** Exercise instructions **
All pictures must be dropped, while the entries are given again word for word.

** Records for processing **
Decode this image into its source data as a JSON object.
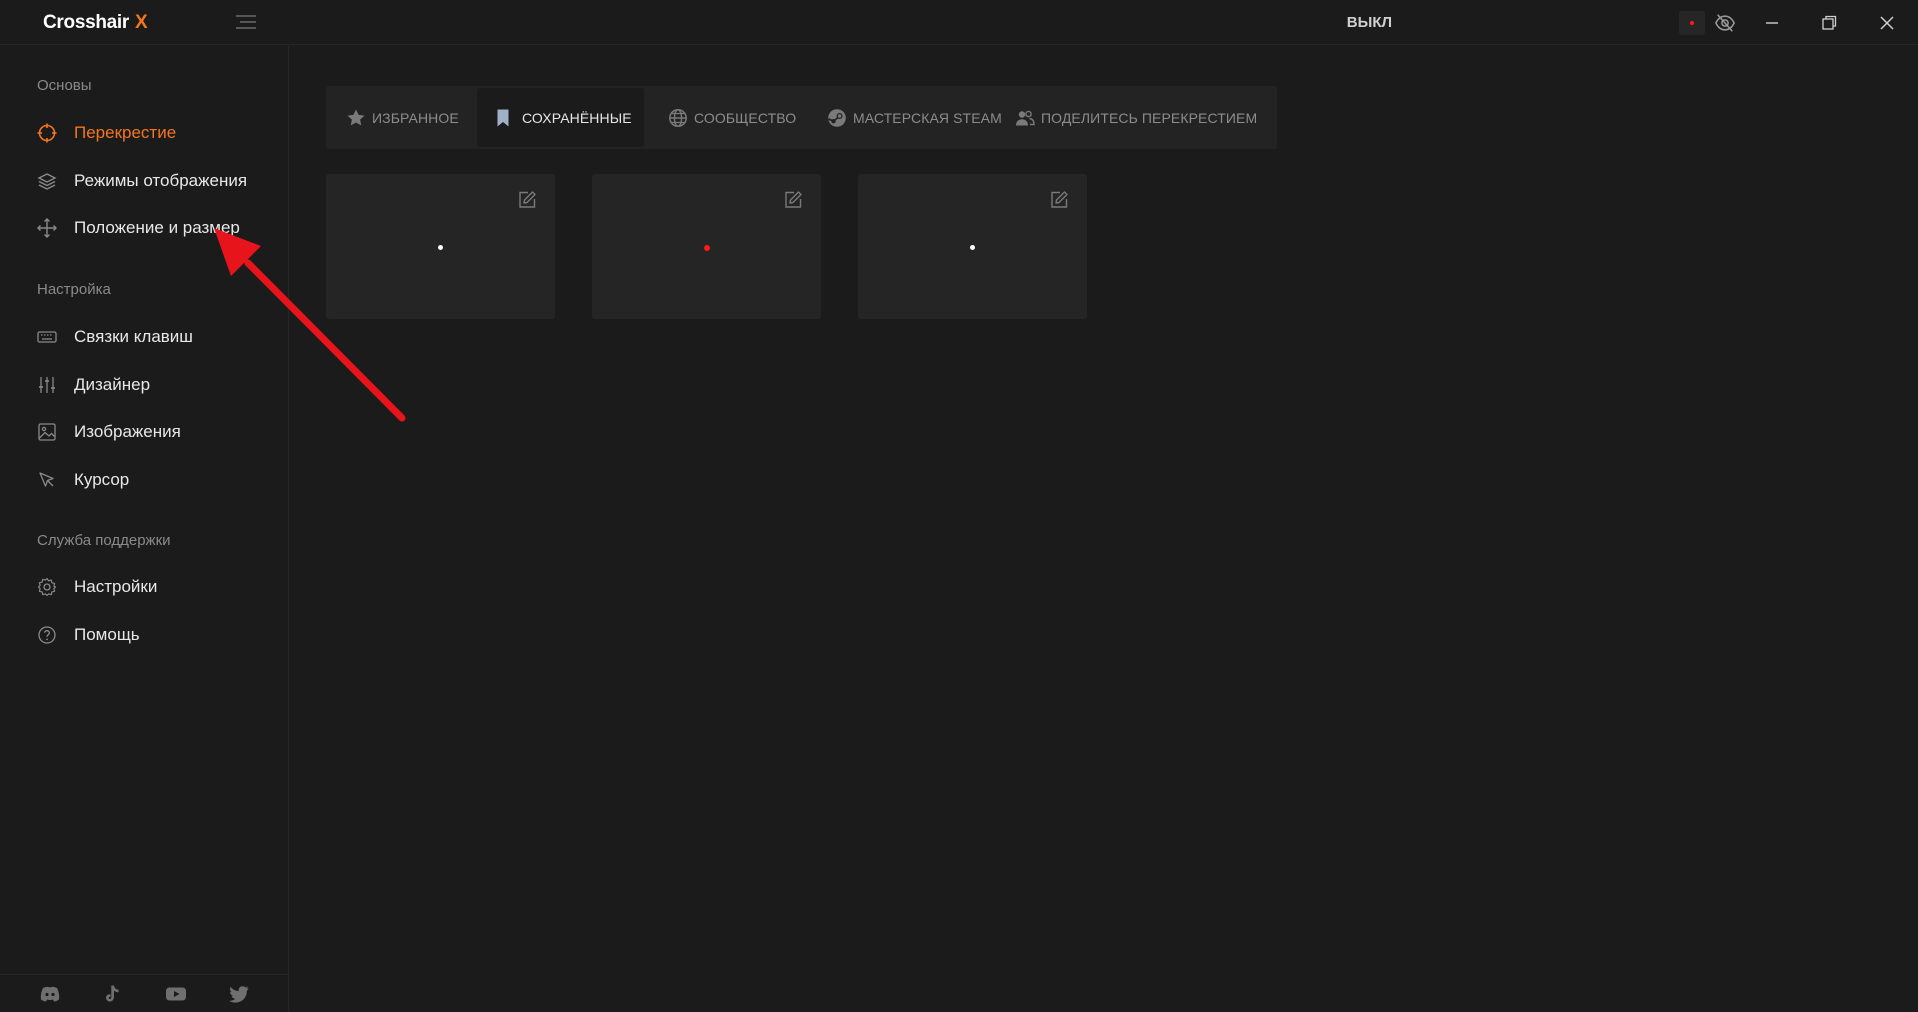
{
  "app": {
    "name": "Crosshair",
    "name_suffix": "X",
    "status_label": "ВЫКЛ"
  },
  "colors": {
    "accent": "#f5751f",
    "background": "#1b1b1b",
    "card": "#252525",
    "dot_red": "#ff1a1a",
    "dot_white": "#ffffff",
    "annotation_arrow": "#e8141c"
  },
  "sidebar": {
    "sections": [
      {
        "title": "Основы",
        "items": [
          {
            "label": "Перекрестие",
            "icon": "crosshair-icon",
            "active": true
          },
          {
            "label": "Режимы отображения",
            "icon": "layers-icon",
            "active": false
          },
          {
            "label": "Положение и размер",
            "icon": "move-icon",
            "active": false
          }
        ]
      },
      {
        "title": "Настройка",
        "items": [
          {
            "label": "Связки клавиш",
            "icon": "keyboard-icon",
            "active": false
          },
          {
            "label": "Дизайнер",
            "icon": "sliders-icon",
            "active": false
          },
          {
            "label": "Изображения",
            "icon": "image-icon",
            "active": false
          },
          {
            "label": "Курсор",
            "icon": "cursor-icon",
            "active": false
          }
        ]
      },
      {
        "title": "Служба поддержки",
        "items": [
          {
            "label": "Настройки",
            "icon": "gear-icon",
            "active": false
          },
          {
            "label": "Помощь",
            "icon": "help-icon",
            "active": false
          }
        ]
      }
    ],
    "footer_icons": [
      "discord-icon",
      "tiktok-icon",
      "youtube-icon",
      "twitter-icon"
    ]
  },
  "tabs": [
    {
      "label": "ИЗБРАННОЕ",
      "icon": "star-icon",
      "active": false
    },
    {
      "label": "СОХРАНЁННЫЕ",
      "icon": "bookmark-icon",
      "active": true
    },
    {
      "label": "СООБЩЕСТВО",
      "icon": "globe-icon",
      "active": false
    },
    {
      "label": "МАСТЕРСКАЯ STEAM",
      "icon": "steam-icon",
      "active": false
    },
    {
      "label": "ПОДЕЛИТЕСЬ ПЕРЕКРЕСТИЕМ",
      "icon": "users-icon",
      "active": false
    }
  ],
  "saved_crosshairs": [
    {
      "dot_color": "#ffffff"
    },
    {
      "dot_color": "#ff1a1a"
    },
    {
      "dot_color": "#ffffff"
    }
  ]
}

** Exercise result **
Decode this image into its source data as a JSON object.
{
  "app": {
    "name": "Crosshair",
    "name_suffix": "X",
    "status_label": "ВЫКЛ"
  },
  "colors": {
    "accent": "#f5751f",
    "background": "#1b1b1b",
    "card": "#252525",
    "dot_red": "#ff1a1a",
    "dot_white": "#ffffff",
    "annotation_arrow": "#e8141c"
  },
  "sidebar": {
    "sections": [
      {
        "title": "Основы",
        "items": [
          {
            "label": "Перекрестие",
            "icon": "crosshair-icon",
            "active": true
          },
          {
            "label": "Режимы отображения",
            "icon": "layers-icon",
            "active": false
          },
          {
            "label": "Положение и размер",
            "icon": "move-icon",
            "active": false
          }
        ]
      },
      {
        "title": "Настройка",
        "items": [
          {
            "label": "Связки клавиш",
            "icon": "keyboard-icon",
            "active": false
          },
          {
            "label": "Дизайнер",
            "icon": "sliders-icon",
            "active": false
          },
          {
            "label": "Изображения",
            "icon": "image-icon",
            "active": false
          },
          {
            "label": "Курсор",
            "icon": "cursor-icon",
            "active": false
          }
        ]
      },
      {
        "title": "Служба поддержки",
        "items": [
          {
            "label": "Настройки",
            "icon": "gear-icon",
            "active": false
          },
          {
            "label": "Помощь",
            "icon": "help-icon",
            "active": false
          }
        ]
      }
    ],
    "footer_icons": [
      "discord-icon",
      "tiktok-icon",
      "youtube-icon",
      "twitter-icon"
    ]
  },
  "tabs": [
    {
      "label": "ИЗБРАННОЕ",
      "icon": "star-icon",
      "active": false
    },
    {
      "label": "СОХРАНЁННЫЕ",
      "icon": "bookmark-icon",
      "active": true
    },
    {
      "label": "СООБЩЕСТВО",
      "icon": "globe-icon",
      "active": false
    },
    {
      "label": "МАСТЕРСКАЯ STEAM",
      "icon": "steam-icon",
      "active": false
    },
    {
      "label": "ПОДЕЛИТЕСЬ ПЕРЕКРЕСТИЕМ",
      "icon": "users-icon",
      "active": false
    }
  ],
  "saved_crosshairs": [
    {
      "dot_color": "#ffffff"
    },
    {
      "dot_color": "#ff1a1a"
    },
    {
      "dot_color": "#ffffff"
    }
  ]
}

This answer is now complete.